(Data records)
○ ○ ○ ○ ○ ○ ○

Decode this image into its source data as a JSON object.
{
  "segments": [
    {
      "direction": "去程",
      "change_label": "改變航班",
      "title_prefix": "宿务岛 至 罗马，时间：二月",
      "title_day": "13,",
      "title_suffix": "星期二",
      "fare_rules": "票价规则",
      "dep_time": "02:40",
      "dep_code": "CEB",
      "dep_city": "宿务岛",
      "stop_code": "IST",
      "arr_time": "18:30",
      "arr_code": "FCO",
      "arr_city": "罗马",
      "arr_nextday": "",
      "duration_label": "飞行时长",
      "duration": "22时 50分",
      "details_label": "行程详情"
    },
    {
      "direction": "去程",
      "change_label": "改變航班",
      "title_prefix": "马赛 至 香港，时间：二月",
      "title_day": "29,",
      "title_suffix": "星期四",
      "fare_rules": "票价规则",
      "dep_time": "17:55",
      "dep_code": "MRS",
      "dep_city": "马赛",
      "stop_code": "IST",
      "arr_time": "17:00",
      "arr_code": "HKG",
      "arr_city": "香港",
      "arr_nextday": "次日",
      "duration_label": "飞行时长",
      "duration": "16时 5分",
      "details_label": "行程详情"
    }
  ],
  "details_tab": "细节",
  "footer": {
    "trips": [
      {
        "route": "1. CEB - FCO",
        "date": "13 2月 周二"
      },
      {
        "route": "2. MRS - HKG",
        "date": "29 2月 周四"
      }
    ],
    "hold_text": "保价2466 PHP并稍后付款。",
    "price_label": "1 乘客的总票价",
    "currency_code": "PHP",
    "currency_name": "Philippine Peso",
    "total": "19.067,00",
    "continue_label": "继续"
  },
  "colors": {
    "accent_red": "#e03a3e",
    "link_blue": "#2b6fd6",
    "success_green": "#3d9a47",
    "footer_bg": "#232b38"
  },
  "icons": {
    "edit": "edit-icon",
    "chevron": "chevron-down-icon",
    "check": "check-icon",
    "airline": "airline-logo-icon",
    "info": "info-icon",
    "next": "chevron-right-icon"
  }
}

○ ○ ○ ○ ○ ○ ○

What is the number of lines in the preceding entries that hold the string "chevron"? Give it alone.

2